_TASK GOAL:_ Every entry below should be printed again exactly as it reads.

_DATA LISTING:_
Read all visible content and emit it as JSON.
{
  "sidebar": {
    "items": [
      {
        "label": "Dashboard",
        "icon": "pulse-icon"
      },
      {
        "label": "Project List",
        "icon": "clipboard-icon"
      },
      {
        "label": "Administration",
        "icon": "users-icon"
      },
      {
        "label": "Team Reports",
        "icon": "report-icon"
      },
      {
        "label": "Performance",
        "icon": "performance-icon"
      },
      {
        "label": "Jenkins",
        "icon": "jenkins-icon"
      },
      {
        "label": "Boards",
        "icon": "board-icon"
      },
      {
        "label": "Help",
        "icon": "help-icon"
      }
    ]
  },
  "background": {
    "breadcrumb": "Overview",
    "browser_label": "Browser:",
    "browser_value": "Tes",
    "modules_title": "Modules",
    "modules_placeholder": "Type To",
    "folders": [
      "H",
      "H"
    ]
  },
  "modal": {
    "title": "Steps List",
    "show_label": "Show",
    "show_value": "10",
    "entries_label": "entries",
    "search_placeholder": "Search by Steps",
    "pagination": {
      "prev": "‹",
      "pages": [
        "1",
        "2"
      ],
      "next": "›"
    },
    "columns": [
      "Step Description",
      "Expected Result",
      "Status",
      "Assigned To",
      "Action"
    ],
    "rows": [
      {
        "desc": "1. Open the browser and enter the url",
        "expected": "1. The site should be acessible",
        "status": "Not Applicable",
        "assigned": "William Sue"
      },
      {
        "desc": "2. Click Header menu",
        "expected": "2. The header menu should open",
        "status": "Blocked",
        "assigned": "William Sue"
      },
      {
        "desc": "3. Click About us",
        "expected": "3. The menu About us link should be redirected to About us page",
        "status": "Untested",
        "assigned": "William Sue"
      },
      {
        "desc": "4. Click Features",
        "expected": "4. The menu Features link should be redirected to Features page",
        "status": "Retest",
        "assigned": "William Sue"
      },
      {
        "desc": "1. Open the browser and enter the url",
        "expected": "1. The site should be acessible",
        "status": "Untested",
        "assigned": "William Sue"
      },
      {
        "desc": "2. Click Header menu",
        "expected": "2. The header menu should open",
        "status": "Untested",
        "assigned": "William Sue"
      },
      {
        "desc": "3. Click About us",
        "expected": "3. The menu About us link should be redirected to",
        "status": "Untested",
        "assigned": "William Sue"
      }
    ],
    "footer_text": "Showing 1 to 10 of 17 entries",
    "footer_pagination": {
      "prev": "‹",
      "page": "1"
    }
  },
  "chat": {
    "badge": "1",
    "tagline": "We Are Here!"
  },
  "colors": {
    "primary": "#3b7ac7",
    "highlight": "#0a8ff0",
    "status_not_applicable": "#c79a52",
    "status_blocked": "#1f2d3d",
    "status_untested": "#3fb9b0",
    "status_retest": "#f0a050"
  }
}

_TASK ANSWER:_
Read all visible content and emit it as JSON.
{
  "sidebar": {
    "items": [
      {
        "label": "Dashboard",
        "icon": "pulse-icon"
      },
      {
        "label": "Project List",
        "icon": "clipboard-icon"
      },
      {
        "label": "Administration",
        "icon": "users-icon"
      },
      {
        "label": "Team Reports",
        "icon": "report-icon"
      },
      {
        "label": "Performance",
        "icon": "performance-icon"
      },
      {
        "label": "Jenkins",
        "icon": "jenkins-icon"
      },
      {
        "label": "Boards",
        "icon": "board-icon"
      },
      {
        "label": "Help",
        "icon": "help-icon"
      }
    ]
  },
  "background": {
    "breadcrumb": "Overview",
    "browser_label": "Browser:",
    "browser_value": "Tes",
    "modules_title": "Modules",
    "modules_placeholder": "Type To",
    "folders": [
      "H",
      "H"
    ]
  },
  "modal": {
    "title": "Steps List",
    "show_label": "Show",
    "show_value": "10",
    "entries_label": "entries",
    "search_placeholder": "Search by Steps",
    "pagination": {
      "prev": "‹",
      "pages": [
        "1",
        "2"
      ],
      "next": "›"
    },
    "columns": [
      "Step Description",
      "Expected Result",
      "Status",
      "Assigned To",
      "Action"
    ],
    "rows": [
      {
        "desc": "1. Open the browser and enter the url",
        "expected": "1. The site should be acessible",
        "status": "Not Applicable",
        "assigned": "William Sue"
      },
      {
        "desc": "2. Click Header menu",
        "expected": "2. The header menu should open",
        "status": "Blocked",
        "assigned": "William Sue"
      },
      {
        "desc": "3. Click About us",
        "expected": "3. The menu About us link should be redirected to About us page",
        "status": "Untested",
        "assigned": "William Sue"
      },
      {
        "desc": "4. Click Features",
        "expected": "4. The menu Features link should be redirected to Features page",
        "status": "Retest",
        "assigned": "William Sue"
      },
      {
        "desc": "1. Open the browser and enter the url",
        "expected": "1. The site should be acessible",
        "status": "Untested",
        "assigned": "William Sue"
      },
      {
        "desc": "2. Click Header menu",
        "expected": "2. The header menu should open",
        "status": "Untested",
        "assigned": "William Sue"
      },
      {
        "desc": "3. Click About us",
        "expected": "3. The menu About us link should be redirected to",
        "status": "Untested",
        "assigned": "William Sue"
      }
    ],
    "footer_text": "Showing 1 to 10 of 17 entries",
    "footer_pagination": {
      "prev": "‹",
      "page": "1"
    }
  },
  "chat": {
    "badge": "1",
    "tagline": "We Are Here!"
  },
  "colors": {
    "primary": "#3b7ac7",
    "highlight": "#0a8ff0",
    "status_not_applicable": "#c79a52",
    "status_blocked": "#1f2d3d",
    "status_untested": "#3fb9b0",
    "status_retest": "#f0a050"
  }
}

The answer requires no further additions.